== Instructions to follow ==
Take from the material every line that contains the word "left".

== Data records ==
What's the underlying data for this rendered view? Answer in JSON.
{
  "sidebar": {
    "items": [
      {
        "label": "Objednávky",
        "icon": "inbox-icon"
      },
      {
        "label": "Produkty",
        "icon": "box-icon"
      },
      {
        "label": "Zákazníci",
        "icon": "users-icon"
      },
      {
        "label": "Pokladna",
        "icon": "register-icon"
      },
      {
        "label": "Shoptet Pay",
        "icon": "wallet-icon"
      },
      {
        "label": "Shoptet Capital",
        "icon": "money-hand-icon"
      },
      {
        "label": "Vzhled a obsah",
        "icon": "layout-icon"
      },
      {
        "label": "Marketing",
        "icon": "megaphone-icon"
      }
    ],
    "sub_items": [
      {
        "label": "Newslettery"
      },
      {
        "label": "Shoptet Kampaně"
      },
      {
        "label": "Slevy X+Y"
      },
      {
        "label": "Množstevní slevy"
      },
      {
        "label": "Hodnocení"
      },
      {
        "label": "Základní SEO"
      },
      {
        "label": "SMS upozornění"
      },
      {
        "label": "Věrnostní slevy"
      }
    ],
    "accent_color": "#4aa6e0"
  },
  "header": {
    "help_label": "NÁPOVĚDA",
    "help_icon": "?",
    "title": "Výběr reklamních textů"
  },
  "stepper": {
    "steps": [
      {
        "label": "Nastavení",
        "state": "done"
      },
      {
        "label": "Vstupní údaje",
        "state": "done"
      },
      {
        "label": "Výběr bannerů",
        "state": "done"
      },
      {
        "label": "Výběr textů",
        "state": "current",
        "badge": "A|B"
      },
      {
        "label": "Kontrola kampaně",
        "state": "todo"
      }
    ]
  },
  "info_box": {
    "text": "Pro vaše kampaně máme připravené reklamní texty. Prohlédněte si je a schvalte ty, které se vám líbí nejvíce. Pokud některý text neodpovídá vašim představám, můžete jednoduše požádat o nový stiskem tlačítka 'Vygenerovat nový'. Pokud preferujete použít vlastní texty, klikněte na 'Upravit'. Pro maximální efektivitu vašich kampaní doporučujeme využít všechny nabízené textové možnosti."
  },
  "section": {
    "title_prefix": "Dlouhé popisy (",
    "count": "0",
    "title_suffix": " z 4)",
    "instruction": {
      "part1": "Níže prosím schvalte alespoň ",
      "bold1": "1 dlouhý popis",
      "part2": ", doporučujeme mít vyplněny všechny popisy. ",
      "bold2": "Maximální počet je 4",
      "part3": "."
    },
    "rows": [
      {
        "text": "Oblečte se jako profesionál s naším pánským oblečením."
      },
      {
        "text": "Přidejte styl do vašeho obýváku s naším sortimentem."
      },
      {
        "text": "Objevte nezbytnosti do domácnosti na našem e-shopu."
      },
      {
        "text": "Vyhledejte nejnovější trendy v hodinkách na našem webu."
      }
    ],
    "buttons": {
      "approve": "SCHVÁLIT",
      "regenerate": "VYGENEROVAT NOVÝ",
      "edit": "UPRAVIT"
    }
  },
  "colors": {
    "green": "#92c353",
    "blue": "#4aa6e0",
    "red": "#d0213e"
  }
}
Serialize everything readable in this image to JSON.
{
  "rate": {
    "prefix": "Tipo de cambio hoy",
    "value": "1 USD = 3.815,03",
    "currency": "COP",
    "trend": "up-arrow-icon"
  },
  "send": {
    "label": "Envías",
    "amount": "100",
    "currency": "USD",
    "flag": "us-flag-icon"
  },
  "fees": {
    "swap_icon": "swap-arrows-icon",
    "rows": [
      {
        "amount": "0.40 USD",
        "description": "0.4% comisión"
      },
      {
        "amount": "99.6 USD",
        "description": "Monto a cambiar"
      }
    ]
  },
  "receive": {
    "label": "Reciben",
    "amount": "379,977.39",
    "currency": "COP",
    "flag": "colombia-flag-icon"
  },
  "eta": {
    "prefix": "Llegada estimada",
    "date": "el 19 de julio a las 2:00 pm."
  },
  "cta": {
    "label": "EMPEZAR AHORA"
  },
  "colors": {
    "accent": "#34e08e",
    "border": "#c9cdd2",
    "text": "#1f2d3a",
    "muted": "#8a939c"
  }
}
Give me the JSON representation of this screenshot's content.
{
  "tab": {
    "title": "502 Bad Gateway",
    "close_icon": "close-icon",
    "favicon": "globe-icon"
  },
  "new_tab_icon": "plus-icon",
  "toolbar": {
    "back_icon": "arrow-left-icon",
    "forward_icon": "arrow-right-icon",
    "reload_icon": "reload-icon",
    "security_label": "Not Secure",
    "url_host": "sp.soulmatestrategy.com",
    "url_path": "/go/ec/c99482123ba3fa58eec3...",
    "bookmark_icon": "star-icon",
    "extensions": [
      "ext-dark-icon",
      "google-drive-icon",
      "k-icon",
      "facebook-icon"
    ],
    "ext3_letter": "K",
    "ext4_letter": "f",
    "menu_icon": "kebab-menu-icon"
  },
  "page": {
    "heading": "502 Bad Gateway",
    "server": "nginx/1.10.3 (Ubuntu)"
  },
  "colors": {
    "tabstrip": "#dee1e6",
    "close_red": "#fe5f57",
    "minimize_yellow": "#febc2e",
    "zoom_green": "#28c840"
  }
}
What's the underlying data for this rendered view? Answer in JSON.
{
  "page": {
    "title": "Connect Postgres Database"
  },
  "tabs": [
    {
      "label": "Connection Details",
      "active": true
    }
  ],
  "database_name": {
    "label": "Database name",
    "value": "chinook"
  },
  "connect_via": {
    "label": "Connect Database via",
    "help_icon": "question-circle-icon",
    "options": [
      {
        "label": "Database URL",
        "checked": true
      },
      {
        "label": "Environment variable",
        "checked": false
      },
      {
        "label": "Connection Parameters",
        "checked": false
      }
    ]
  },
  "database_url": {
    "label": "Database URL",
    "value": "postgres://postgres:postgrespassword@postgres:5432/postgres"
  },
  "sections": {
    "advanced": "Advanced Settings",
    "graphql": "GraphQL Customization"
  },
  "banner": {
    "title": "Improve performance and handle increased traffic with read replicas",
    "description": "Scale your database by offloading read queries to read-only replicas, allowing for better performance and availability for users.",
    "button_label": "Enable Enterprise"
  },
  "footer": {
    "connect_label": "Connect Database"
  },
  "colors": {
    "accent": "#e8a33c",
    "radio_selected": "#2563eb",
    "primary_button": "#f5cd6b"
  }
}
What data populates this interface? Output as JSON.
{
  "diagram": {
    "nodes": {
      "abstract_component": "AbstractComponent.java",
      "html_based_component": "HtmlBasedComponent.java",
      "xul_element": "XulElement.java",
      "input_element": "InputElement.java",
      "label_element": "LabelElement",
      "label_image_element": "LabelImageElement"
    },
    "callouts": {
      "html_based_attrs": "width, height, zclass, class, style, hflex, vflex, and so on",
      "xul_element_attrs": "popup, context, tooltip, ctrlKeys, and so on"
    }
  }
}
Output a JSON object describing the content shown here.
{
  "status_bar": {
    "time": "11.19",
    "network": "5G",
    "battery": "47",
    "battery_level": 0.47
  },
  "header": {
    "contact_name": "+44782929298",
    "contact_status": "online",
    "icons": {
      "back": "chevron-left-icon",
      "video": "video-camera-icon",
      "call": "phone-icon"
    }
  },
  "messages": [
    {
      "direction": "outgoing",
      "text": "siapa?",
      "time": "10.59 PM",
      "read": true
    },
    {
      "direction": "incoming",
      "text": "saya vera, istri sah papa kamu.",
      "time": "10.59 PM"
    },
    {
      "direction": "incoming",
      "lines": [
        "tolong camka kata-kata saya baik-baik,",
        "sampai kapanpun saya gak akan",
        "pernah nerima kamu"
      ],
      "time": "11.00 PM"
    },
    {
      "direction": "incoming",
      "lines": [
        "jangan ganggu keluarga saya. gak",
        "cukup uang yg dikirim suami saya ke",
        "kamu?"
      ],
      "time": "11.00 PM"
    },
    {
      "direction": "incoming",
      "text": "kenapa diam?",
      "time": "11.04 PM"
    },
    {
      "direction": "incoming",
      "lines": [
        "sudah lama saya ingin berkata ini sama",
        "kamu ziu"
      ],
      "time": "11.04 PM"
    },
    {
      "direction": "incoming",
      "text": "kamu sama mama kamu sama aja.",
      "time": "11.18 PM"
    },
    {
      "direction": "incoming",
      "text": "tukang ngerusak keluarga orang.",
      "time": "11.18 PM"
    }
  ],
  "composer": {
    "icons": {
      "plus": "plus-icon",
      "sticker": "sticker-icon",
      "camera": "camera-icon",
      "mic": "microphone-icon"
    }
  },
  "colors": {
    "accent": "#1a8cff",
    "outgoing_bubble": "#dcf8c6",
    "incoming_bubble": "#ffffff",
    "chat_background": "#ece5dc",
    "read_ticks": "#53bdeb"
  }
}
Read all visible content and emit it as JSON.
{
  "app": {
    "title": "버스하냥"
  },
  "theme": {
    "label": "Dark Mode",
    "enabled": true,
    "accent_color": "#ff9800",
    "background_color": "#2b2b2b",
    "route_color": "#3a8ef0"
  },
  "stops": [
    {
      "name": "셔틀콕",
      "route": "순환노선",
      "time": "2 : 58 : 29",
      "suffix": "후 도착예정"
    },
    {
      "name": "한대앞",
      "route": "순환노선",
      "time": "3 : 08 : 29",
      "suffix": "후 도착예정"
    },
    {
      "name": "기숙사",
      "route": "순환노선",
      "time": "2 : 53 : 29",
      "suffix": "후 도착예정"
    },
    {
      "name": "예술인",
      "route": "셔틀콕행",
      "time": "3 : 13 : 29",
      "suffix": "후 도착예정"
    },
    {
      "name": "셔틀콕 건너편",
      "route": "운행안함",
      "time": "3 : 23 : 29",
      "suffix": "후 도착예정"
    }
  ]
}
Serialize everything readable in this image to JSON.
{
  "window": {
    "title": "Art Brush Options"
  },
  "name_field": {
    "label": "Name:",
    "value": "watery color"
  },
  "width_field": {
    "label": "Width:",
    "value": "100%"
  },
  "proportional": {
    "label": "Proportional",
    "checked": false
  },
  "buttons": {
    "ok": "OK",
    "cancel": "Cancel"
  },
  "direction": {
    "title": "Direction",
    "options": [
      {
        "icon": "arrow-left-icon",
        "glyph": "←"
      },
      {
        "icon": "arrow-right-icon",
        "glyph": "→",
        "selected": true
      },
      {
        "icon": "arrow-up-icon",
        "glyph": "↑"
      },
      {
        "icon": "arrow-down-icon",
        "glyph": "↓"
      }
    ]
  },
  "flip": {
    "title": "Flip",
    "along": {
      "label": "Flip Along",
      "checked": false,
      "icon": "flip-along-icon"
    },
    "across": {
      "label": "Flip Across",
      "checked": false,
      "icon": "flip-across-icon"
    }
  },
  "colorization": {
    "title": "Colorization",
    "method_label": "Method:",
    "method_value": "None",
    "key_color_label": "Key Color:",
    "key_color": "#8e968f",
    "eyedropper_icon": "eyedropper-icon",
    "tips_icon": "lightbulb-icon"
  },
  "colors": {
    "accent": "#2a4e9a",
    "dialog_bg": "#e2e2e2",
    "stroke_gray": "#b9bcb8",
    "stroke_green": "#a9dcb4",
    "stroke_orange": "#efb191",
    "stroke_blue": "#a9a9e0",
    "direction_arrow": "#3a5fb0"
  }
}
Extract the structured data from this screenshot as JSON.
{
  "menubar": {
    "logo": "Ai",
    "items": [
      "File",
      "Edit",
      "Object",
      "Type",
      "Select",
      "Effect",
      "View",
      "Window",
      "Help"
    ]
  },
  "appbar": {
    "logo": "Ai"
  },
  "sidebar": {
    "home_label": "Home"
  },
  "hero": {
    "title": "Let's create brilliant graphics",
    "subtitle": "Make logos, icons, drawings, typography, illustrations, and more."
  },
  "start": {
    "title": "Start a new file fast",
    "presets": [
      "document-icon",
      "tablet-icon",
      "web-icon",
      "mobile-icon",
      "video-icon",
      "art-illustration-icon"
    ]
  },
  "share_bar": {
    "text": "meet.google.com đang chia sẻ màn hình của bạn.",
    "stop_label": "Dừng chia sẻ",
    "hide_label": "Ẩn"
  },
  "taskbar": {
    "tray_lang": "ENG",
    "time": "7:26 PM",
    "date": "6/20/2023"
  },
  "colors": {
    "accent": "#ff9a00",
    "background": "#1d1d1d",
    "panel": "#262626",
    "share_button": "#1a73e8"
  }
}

== Output ==
    "back_icon": "arrow-left-icon",
      "back": "chevron-left-icon",
        "icon": "arrow-left-icon",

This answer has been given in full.